* **TASK STATEMENT**
Give back an exact copy of the entries beneath, minus the pictures.

* **DATASET RECORDS**
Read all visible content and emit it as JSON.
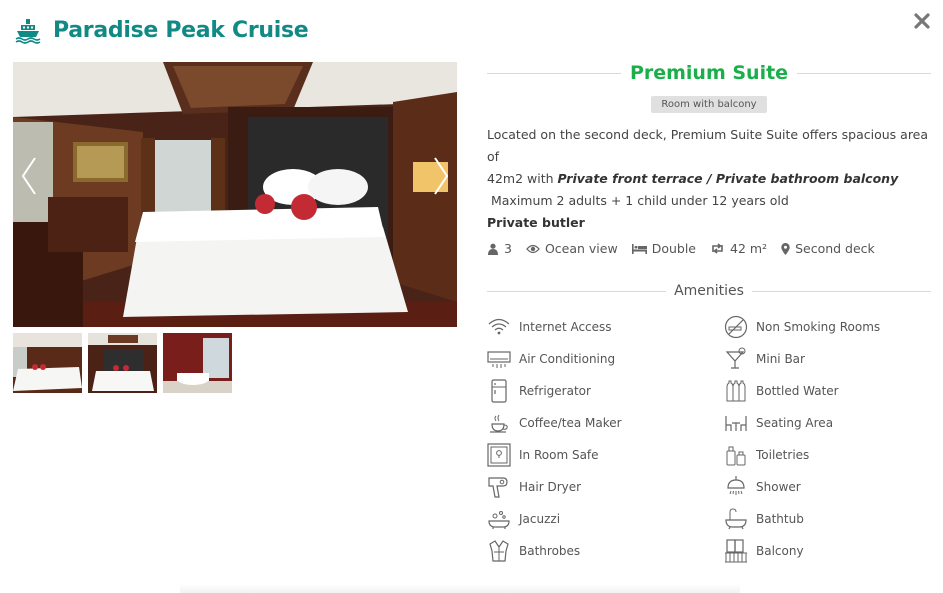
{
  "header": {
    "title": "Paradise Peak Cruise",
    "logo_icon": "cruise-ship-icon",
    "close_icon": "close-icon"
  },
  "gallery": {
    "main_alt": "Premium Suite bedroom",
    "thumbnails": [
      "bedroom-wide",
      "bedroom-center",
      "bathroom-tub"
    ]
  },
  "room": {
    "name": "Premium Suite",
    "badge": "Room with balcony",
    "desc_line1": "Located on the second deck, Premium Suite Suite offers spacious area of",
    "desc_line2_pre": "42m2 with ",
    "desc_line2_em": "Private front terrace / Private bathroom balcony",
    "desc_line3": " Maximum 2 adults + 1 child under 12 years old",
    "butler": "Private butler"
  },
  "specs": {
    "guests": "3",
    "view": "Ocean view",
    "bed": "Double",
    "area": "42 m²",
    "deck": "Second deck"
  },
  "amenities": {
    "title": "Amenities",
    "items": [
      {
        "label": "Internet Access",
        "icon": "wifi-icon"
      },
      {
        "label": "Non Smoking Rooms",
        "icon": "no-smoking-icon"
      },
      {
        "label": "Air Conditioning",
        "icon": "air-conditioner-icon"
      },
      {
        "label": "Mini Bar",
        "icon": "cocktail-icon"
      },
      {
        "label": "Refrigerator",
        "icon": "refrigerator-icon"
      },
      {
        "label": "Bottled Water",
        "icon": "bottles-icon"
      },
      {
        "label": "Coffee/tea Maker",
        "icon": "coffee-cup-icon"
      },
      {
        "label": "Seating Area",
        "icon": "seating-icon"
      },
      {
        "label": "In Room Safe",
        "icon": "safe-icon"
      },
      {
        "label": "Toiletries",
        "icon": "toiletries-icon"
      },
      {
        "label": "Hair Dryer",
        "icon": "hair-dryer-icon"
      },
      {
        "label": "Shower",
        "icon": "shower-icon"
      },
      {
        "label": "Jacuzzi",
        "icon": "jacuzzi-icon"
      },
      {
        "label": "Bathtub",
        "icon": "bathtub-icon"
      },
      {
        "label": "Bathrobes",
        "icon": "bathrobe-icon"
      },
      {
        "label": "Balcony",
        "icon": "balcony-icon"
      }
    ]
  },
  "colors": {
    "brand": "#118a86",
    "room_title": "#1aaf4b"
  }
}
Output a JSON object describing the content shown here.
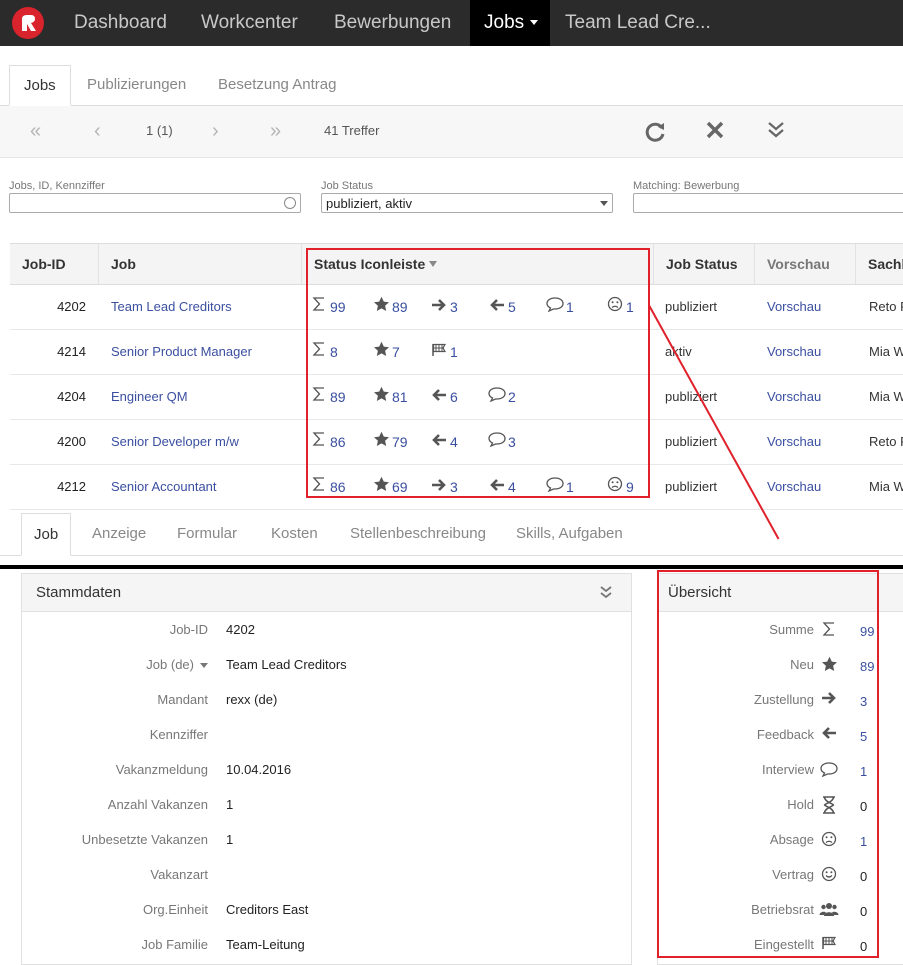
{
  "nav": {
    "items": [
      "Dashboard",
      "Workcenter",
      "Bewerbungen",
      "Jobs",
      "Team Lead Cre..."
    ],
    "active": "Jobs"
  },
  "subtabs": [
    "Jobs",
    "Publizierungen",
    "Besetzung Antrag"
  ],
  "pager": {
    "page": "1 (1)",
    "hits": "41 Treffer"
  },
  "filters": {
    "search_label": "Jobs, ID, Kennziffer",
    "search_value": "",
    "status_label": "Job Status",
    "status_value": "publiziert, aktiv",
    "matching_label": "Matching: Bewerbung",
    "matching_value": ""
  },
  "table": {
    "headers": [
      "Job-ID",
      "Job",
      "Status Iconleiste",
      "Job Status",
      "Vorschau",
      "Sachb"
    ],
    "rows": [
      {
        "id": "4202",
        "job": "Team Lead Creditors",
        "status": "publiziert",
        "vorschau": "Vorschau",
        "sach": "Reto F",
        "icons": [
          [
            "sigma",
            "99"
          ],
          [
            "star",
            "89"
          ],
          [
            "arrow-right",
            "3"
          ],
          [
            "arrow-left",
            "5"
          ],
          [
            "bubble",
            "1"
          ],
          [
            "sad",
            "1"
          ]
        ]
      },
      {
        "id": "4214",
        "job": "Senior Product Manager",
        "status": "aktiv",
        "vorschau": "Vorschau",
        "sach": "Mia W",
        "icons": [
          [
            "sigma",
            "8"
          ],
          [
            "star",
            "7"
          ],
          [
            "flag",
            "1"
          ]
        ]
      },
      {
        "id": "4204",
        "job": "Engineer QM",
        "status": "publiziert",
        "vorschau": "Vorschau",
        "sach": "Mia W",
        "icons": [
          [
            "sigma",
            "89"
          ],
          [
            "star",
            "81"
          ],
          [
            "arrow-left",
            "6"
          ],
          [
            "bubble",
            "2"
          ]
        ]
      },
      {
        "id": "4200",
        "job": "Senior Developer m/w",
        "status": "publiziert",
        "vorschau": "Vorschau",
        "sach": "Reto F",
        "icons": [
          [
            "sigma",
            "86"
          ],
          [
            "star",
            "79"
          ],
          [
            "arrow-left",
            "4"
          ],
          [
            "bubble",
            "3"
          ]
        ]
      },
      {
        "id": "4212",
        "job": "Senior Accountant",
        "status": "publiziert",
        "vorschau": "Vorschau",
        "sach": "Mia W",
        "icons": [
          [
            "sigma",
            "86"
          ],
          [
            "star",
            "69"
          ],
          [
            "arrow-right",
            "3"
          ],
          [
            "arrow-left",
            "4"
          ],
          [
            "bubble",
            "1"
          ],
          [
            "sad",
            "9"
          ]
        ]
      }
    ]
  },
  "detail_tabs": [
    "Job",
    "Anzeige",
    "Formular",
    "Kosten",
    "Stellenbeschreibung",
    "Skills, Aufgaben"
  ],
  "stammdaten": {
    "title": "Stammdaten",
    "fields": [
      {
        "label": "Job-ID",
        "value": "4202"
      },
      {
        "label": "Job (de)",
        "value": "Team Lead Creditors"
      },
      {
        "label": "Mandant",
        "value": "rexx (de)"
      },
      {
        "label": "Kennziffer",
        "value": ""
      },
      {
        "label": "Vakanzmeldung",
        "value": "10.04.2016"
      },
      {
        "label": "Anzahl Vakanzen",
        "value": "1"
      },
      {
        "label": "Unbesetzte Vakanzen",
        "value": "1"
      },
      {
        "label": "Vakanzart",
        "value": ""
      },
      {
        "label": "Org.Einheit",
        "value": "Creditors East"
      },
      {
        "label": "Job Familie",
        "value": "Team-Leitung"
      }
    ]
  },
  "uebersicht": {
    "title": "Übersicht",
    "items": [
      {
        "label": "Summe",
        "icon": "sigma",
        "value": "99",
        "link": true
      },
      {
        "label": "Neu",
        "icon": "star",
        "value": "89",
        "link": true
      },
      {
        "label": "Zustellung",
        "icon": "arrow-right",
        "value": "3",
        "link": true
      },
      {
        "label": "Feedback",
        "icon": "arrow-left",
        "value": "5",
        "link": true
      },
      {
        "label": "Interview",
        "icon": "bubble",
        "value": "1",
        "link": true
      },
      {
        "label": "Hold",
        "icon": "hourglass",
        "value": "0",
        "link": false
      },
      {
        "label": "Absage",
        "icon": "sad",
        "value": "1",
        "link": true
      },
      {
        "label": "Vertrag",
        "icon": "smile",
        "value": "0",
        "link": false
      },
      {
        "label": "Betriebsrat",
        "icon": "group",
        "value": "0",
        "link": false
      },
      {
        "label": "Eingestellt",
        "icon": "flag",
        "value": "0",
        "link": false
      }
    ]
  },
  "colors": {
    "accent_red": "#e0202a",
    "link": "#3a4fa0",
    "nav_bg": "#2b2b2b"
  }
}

* **OUTPUT OF THE TASK**
Read all visible content and emit it as JSON.
{
  "header": {
    "title": "Paradise Peak Cruise",
    "logo_icon": "cruise-ship-icon",
    "close_icon": "close-icon"
  },
  "gallery": {
    "main_alt": "Premium Suite bedroom",
    "thumbnails": [
      "bedroom-wide",
      "bedroom-center",
      "bathroom-tub"
    ]
  },
  "room": {
    "name": "Premium Suite",
    "badge": "Room with balcony",
    "desc_line1": "Located on the second deck, Premium Suite Suite offers spacious area of",
    "desc_line2_pre": "42m2 with ",
    "desc_line2_em": "Private front terrace / Private bathroom balcony",
    "desc_line3": " Maximum 2 adults + 1 child under 12 years old",
    "butler": "Private butler"
  },
  "specs": {
    "guests": "3",
    "view": "Ocean view",
    "bed": "Double",
    "area": "42 m²",
    "deck": "Second deck"
  },
  "amenities": {
    "title": "Amenities",
    "items": [
      {
        "label": "Internet Access",
        "icon": "wifi-icon"
      },
      {
        "label": "Non Smoking Rooms",
        "icon": "no-smoking-icon"
      },
      {
        "label": "Air Conditioning",
        "icon": "air-conditioner-icon"
      },
      {
        "label": "Mini Bar",
        "icon": "cocktail-icon"
      },
      {
        "label": "Refrigerator",
        "icon": "refrigerator-icon"
      },
      {
        "label": "Bottled Water",
        "icon": "bottles-icon"
      },
      {
        "label": "Coffee/tea Maker",
        "icon": "coffee-cup-icon"
      },
      {
        "label": "Seating Area",
        "icon": "seating-icon"
      },
      {
        "label": "In Room Safe",
        "icon": "safe-icon"
      },
      {
        "label": "Toiletries",
        "icon": "toiletries-icon"
      },
      {
        "label": "Hair Dryer",
        "icon": "hair-dryer-icon"
      },
      {
        "label": "Shower",
        "icon": "shower-icon"
      },
      {
        "label": "Jacuzzi",
        "icon": "jacuzzi-icon"
      },
      {
        "label": "Bathtub",
        "icon": "bathtub-icon"
      },
      {
        "label": "Bathrobes",
        "icon": "bathrobe-icon"
      },
      {
        "label": "Balcony",
        "icon": "balcony-icon"
      }
    ]
  },
  "colors": {
    "brand": "#118a86",
    "room_title": "#1aaf4b"
  }
}
Output a JSON object describing the content shown here.
{
  "nav": {
    "items": [
      "Dashboard",
      "Workcenter",
      "Bewerbungen",
      "Jobs",
      "Team Lead Cre..."
    ],
    "active": "Jobs"
  },
  "subtabs": [
    "Jobs",
    "Publizierungen",
    "Besetzung Antrag"
  ],
  "pager": {
    "page": "1 (1)",
    "hits": "41 Treffer"
  },
  "filters": {
    "search_label": "Jobs, ID, Kennziffer",
    "search_value": "",
    "status_label": "Job Status",
    "status_value": "publiziert, aktiv",
    "matching_label": "Matching: Bewerbung",
    "matching_value": ""
  },
  "table": {
    "headers": [
      "Job-ID",
      "Job",
      "Status Iconleiste",
      "Job Status",
      "Vorschau",
      "Sachb"
    ],
    "rows": [
      {
        "id": "4202",
        "job": "Team Lead Creditors",
        "status": "publiziert",
        "vorschau": "Vorschau",
        "sach": "Reto F",
        "icons": [
          [
            "sigma",
            "99"
          ],
          [
            "star",
            "89"
          ],
          [
            "arrow-right",
            "3"
          ],
          [
            "arrow-left",
            "5"
          ],
          [
            "bubble",
            "1"
          ],
          [
            "sad",
            "1"
          ]
        ]
      },
      {
        "id": "4214",
        "job": "Senior Product Manager",
        "status": "aktiv",
        "vorschau": "Vorschau",
        "sach": "Mia W",
        "icons": [
          [
            "sigma",
            "8"
          ],
          [
            "star",
            "7"
          ],
          [
            "flag",
            "1"
          ]
        ]
      },
      {
        "id": "4204",
        "job": "Engineer QM",
        "status": "publiziert",
        "vorschau": "Vorschau",
        "sach": "Mia W",
        "icons": [
          [
            "sigma",
            "89"
          ],
          [
            "star",
            "81"
          ],
          [
            "arrow-left",
            "6"
          ],
          [
            "bubble",
            "2"
          ]
        ]
      },
      {
        "id": "4200",
        "job": "Senior Developer m/w",
        "status": "publiziert",
        "vorschau": "Vorschau",
        "sach": "Reto F",
        "icons": [
          [
            "sigma",
            "86"
          ],
          [
            "star",
            "79"
          ],
          [
            "arrow-left",
            "4"
          ],
          [
            "bubble",
            "3"
          ]
        ]
      },
      {
        "id": "4212",
        "job": "Senior Accountant",
        "status": "publiziert",
        "vorschau": "Vorschau",
        "sach": "Mia W",
        "icons": [
          [
            "sigma",
            "86"
          ],
          [
            "star",
            "69"
          ],
          [
            "arrow-right",
            "3"
          ],
          [
            "arrow-left",
            "4"
          ],
          [
            "bubble",
            "1"
          ],
          [
            "sad",
            "9"
          ]
        ]
      }
    ]
  },
  "detail_tabs": [
    "Job",
    "Anzeige",
    "Formular",
    "Kosten",
    "Stellenbeschreibung",
    "Skills, Aufgaben"
  ],
  "stammdaten": {
    "title": "Stammdaten",
    "fields": [
      {
        "label": "Job-ID",
        "value": "4202"
      },
      {
        "label": "Job (de)",
        "value": "Team Lead Creditors"
      },
      {
        "label": "Mandant",
        "value": "rexx (de)"
      },
      {
        "label": "Kennziffer",
        "value": ""
      },
      {
        "label": "Vakanzmeldung",
        "value": "10.04.2016"
      },
      {
        "label": "Anzahl Vakanzen",
        "value": "1"
      },
      {
        "label": "Unbesetzte Vakanzen",
        "value": "1"
      },
      {
        "label": "Vakanzart",
        "value": ""
      },
      {
        "label": "Org.Einheit",
        "value": "Creditors East"
      },
      {
        "label": "Job Familie",
        "value": "Team-Leitung"
      }
    ]
  },
  "uebersicht": {
    "title": "Übersicht",
    "items": [
      {
        "label": "Summe",
        "icon": "sigma",
        "value": "99",
        "link": true
      },
      {
        "label": "Neu",
        "icon": "star",
        "value": "89",
        "link": true
      },
      {
        "label": "Zustellung",
        "icon": "arrow-right",
        "value": "3",
        "link": true
      },
      {
        "label": "Feedback",
        "icon": "arrow-left",
        "value": "5",
        "link": true
      },
      {
        "label": "Interview",
        "icon": "bubble",
        "value": "1",
        "link": true
      },
      {
        "label": "Hold",
        "icon": "hourglass",
        "value": "0",
        "link": false
      },
      {
        "label": "Absage",
        "icon": "sad",
        "value": "1",
        "link": true
      },
      {
        "label": "Vertrag",
        "icon": "smile",
        "value": "0",
        "link": false
      },
      {
        "label": "Betriebsrat",
        "icon": "group",
        "value": "0",
        "link": false
      },
      {
        "label": "Eingestellt",
        "icon": "flag",
        "value": "0",
        "link": false
      }
    ]
  },
  "colors": {
    "accent_red": "#e0202a",
    "link": "#3a4fa0",
    "nav_bg": "#2b2b2b"
  }
}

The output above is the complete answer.